Oh, by the way, Johnson is also the race favorite with three wins and a 6.154 average finish in 13 starts at the 2-mile oval.
It's almost as if the schedule change that led to Auto Club Speedway's landing a Chase for the Sprint Cup race beginning this year was done with Johnson in mind.
On the flip side, those factors can also serve as increased pressure. But Johnson doesn't sound worried.
"I can certainly let different aspects of this weekend creep into my mind," Johnson said. "I have always done a good job of trying to keep it simple and just look at it as another race and it is one of 10. I need to go out and still run practice and get the car right, qualify, practice again and do my best job on Sunday. Hopefully, my experience over the years can help keep it simple and help my mind stay focused on the things that are really important and make a difference and not pay attention to it being a hometown track, a track that we have won at in the fall. It is a good race for us in the Chase."
|When Jimmie Johnson qualifies top-five at Fontana, it usually means bad news for the competition.|
Increased pressure or not, past performances don't lie, and competitors are in full damage control mode this weekend.

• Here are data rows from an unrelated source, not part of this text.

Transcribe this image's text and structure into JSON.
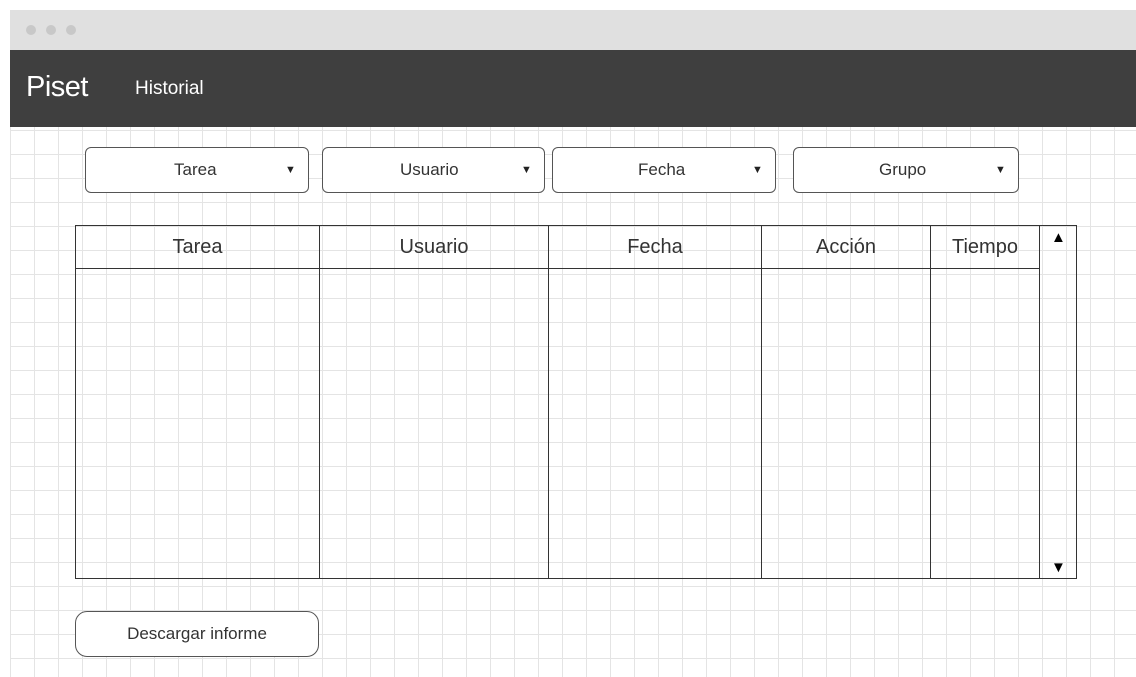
{
  "app": {
    "brand": "Piset",
    "nav": {
      "historial": "Historial"
    }
  },
  "filters": [
    {
      "label": "Tarea",
      "icon": "dropdown-arrow-icon"
    },
    {
      "label": "Usuario",
      "icon": "dropdown-arrow-icon"
    },
    {
      "label": "Fecha",
      "icon": "dropdown-arrow-icon"
    },
    {
      "label": "Grupo",
      "icon": "dropdown-arrow-icon"
    }
  ],
  "table": {
    "columns": [
      "Tarea",
      "Usuario",
      "Fecha",
      "Acción",
      "Tiempo"
    ],
    "rows": [],
    "scroll_up_glyph": "▲",
    "scroll_down_glyph": "▼"
  },
  "actions": {
    "download_label": "Descargar informe"
  },
  "glyphs": {
    "dropdown": "▼"
  }
}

"For me, to be honest with you, last week, this week and probably Martinsville are the three tracks I look forward to try not to lose as many points as I can against (Johnson)," title rival Juan Pablo Montoya said. "The way I see it, if you can go through those three races without getting yourself out of reach of Jimmie, you'll be fine."
With a top-five starting position in hand after Friday's qualifying, it looks as if nothing will derail the Jimmie Johnson weekend in California.

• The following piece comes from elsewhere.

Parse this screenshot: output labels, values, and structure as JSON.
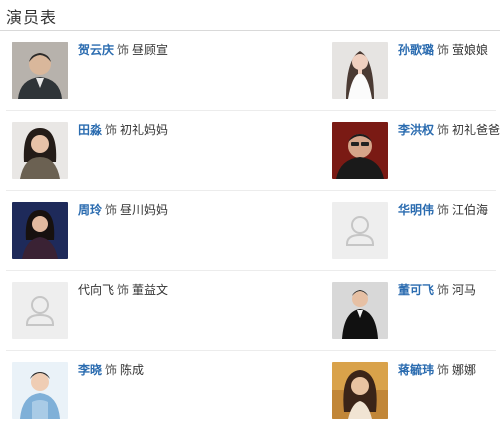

After spending over a month on crutches for a right foot fracture, Carl Edwards arrived in Fontana walking unassisted.
"I don't have them. I'm committed," Edwards proclaimed.
"It feels great to be off of my crutches. I'm not in the clear yet. As long as I don't mess this thing up, I'm good. I'm allowed to walk on my heel, so that's good."

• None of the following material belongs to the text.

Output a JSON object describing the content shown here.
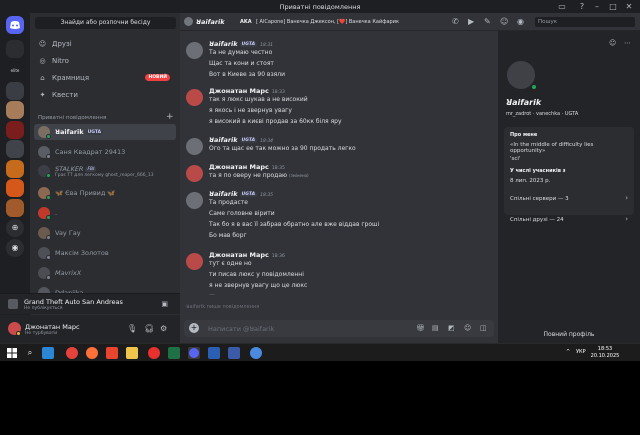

Although Edwards left the crutches at home for the first time since his freak Sept. 3 Frisbee incident, NASCAR has a set just in case.
However, there's another reason Edwards has a spring in his step. Though he hasn't lived up to the preseason hype so far this season, it isn't lost on Edwards that he is 165 points behind championship leader Mark Martin with seven races remaining in the Chase — the same amount Jimmie Johnson was adrift before storming back to win the title in 2006.
"You come to every race to win, and until it's a mathematical impossibility, we fight for the championship," Edwards said. "We're the same team that won more races and scored more points than anyone else last season, so I still hang on to the fact that we can do it. We just have to execute it. We have to go put our flag out there."
Not a good feeling
As if battling flu-like symptoms weren't bad enough, Kyle Busch got more news Friday that would make a racer sick to his stomach when his team switched engines after the day's lone Cup practice session.
As a result, Busch will start at the rear of the field in Sunday's Pepsi 500 despite qualifying 19th.
The driver of the No. 18 M&M's Toyota has one win, four top-five and eight top-10 finishes in 10 career starts at Auto Club Speedway. The victory came when he qualified 25th in September 2005, his worst start to date.